Supplied data Block Start

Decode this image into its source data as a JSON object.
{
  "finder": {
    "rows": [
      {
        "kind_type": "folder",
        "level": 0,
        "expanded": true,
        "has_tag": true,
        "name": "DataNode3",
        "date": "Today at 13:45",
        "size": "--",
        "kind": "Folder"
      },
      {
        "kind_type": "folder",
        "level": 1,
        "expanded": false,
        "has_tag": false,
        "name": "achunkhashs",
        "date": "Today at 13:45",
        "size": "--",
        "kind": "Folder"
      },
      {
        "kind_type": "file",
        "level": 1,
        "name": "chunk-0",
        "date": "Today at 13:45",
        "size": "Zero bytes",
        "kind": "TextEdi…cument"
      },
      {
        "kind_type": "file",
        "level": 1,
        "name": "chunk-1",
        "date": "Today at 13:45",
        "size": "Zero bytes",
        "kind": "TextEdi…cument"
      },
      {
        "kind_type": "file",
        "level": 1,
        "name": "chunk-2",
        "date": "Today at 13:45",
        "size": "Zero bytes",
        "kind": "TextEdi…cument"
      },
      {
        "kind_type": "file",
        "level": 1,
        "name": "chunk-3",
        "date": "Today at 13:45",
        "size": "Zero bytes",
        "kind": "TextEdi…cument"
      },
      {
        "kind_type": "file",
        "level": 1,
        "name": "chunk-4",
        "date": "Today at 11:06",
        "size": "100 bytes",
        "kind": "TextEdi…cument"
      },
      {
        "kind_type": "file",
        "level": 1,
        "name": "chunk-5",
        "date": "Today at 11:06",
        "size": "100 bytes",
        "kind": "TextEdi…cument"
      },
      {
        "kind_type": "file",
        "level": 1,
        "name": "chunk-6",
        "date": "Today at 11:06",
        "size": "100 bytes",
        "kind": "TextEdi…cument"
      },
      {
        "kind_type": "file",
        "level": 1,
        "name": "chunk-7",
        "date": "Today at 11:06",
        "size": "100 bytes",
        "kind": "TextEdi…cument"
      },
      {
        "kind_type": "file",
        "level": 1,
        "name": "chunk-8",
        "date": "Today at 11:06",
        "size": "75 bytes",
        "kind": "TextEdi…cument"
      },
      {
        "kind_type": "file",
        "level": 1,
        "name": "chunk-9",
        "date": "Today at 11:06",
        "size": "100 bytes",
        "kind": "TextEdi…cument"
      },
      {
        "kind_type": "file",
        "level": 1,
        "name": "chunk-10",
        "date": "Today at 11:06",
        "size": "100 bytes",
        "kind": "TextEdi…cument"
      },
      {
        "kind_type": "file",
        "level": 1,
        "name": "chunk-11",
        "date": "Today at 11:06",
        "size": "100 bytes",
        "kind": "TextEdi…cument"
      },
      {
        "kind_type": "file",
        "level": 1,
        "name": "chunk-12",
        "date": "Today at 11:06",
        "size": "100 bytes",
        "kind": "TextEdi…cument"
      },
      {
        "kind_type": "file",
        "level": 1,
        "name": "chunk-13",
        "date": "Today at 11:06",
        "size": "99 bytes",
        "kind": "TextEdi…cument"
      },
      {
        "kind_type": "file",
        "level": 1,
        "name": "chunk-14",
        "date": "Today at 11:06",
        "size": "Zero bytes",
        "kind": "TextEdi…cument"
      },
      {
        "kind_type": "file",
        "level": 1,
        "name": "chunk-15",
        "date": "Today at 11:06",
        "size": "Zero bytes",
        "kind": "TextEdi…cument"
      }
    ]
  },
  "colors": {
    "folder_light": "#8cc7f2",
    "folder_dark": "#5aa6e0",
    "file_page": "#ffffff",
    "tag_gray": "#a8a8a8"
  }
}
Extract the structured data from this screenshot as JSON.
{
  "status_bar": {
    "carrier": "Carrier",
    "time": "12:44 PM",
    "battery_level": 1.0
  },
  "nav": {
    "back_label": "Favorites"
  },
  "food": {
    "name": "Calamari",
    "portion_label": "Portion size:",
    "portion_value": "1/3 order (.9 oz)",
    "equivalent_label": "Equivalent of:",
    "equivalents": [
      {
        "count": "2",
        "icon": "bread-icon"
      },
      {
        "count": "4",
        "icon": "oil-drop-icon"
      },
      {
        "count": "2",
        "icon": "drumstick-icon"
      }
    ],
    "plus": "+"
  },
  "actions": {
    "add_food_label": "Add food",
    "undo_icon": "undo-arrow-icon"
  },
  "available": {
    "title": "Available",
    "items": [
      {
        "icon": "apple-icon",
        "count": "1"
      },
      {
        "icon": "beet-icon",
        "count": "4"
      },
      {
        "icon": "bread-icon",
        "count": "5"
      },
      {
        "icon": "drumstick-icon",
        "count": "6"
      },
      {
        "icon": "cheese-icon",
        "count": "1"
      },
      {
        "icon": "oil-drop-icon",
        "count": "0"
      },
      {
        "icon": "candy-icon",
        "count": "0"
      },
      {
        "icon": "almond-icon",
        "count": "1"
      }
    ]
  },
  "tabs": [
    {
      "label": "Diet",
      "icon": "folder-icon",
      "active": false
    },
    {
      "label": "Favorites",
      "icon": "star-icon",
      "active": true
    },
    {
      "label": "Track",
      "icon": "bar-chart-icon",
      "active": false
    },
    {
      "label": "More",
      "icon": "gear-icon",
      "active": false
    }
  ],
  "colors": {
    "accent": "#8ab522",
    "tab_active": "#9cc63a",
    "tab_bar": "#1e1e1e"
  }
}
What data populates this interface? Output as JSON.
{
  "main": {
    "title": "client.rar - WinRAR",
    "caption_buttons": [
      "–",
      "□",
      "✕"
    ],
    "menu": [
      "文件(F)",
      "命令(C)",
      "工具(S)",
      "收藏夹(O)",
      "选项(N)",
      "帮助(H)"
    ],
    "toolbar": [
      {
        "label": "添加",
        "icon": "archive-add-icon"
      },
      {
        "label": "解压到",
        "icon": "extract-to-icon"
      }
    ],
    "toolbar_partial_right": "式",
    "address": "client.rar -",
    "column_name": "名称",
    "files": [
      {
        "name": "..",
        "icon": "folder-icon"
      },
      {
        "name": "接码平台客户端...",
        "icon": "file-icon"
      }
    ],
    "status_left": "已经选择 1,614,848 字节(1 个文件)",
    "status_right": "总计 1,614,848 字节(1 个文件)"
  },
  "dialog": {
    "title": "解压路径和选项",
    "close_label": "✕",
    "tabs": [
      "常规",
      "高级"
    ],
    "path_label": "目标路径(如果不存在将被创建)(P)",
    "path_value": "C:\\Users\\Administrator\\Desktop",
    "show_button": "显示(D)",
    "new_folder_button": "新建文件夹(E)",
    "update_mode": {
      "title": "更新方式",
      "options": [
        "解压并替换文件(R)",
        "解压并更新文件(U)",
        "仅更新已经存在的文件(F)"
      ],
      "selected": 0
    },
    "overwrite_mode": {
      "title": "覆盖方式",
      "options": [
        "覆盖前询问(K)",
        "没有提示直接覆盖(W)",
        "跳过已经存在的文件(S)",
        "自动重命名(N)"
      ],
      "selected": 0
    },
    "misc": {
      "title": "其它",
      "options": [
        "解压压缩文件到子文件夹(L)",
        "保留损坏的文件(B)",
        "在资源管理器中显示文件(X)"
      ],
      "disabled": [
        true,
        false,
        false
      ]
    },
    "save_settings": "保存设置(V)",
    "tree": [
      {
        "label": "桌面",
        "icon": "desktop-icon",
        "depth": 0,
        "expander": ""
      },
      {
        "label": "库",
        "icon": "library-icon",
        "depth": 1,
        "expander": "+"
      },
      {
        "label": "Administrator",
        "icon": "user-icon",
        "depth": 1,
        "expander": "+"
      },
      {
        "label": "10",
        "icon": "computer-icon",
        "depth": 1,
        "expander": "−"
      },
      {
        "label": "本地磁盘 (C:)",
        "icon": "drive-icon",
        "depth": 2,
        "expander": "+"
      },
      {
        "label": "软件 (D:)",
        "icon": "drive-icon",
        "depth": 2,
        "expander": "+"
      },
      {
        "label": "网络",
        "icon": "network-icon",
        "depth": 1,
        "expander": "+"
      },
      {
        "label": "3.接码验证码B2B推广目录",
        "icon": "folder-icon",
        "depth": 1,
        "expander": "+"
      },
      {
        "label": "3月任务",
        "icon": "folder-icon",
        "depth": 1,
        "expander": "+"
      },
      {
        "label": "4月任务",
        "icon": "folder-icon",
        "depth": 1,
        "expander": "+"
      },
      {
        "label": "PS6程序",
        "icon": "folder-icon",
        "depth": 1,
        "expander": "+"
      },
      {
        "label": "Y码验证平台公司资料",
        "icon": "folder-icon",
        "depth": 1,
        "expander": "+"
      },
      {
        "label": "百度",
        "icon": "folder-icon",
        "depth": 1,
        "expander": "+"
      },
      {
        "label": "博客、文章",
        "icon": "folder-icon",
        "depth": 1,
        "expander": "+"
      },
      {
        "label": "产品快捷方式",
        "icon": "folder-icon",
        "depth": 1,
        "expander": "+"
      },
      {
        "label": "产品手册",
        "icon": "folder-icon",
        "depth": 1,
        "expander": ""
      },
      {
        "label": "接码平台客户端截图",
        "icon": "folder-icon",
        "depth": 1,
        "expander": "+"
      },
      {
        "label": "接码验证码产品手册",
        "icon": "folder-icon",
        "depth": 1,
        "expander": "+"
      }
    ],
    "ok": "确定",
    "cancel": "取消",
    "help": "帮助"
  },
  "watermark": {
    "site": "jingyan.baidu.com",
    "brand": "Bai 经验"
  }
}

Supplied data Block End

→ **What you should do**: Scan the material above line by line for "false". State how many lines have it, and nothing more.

→ **Your response**: 7